The body was just about spent at this stage but there was a final push to be done. The pace as usual was hot at the start and my legs wanted no part of it. It was a gradual up hill for a few km's and my legs were on a go slow warm up. Foz had to do his best to hold himself back and was a good few hundred meters up the road, which was enough to keep me pushing as hard as I could. Eventually on a downhill I was able to reel him in and sit in. From that point on we gradually wound it up, just picking the dead and broken off. You could see no one wanted to race anymore and that the race was done for many. Not for us. We wanted to push it all the way home and when we saw a couple riders who we knew from South Africa through Christelle we stepped it up and grabbed their draft where we could. One of them was struggling on the climbs and when Foz saw the opportunity he hit the gas and said lets go, we broke clear of a bunch we were all in and set a solid tempo. There was lots of single track to navigate some punchy climbs through the vineyards of Lourensford and some fast long downhills. We were picking more and more teams off after my slow start and my legs had kicked back in and we could both smell the finish line. Team KMD were on full throttle in the last 10km and we swallowed up plenty to finish in a time that would've been on the Masters Podium if not a win. We had our best finish for the race in the 50's and topped off an amazing race. The ups and downs can come and go very quickly in this race and it can test the mind and body in all sorts of ways. The build up of all of that was ready to come out when we crossed the line.

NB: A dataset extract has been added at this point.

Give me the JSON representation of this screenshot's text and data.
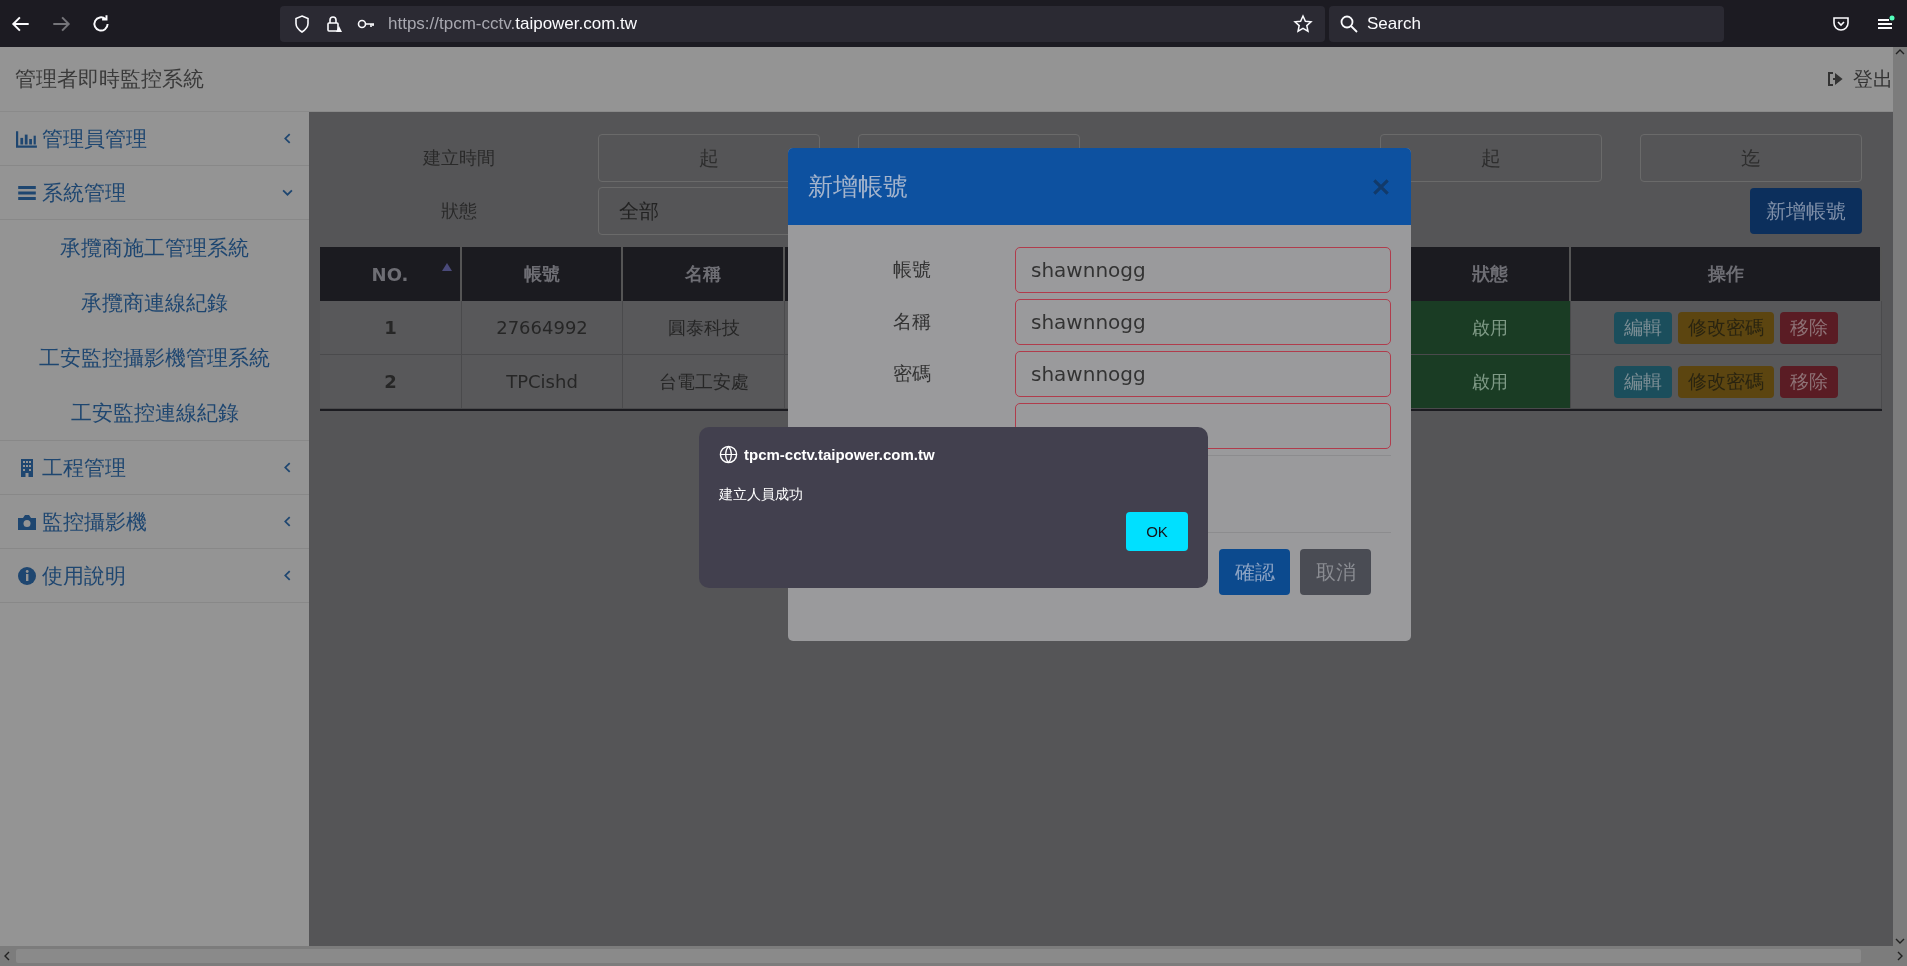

My throat choked right up coming down that final Shute and the tears weren't something I could hold back. Don't get me wrong I wasn't a blubbering mess on the ground, I was on a massive high and felt a great sense of achievement.
This race delivered all I thought it would and some. It was a privilege to traverse some of the great natural landscape of South Africa with a great mate and push the envelope and race ourselves over 800km. Prior to this race I had completed a grand total of 1 x 50km and 1 x 115km MTB races, my riding preparations had been mostly road based due to our poor summer in Australia. It is certainly different to road riding in many ways, some parts are easier and some are harder than road riding. I love them both and look forward to more MTB races in the future. But for now someone please hand me my new Canyon road bike and get me back on the road......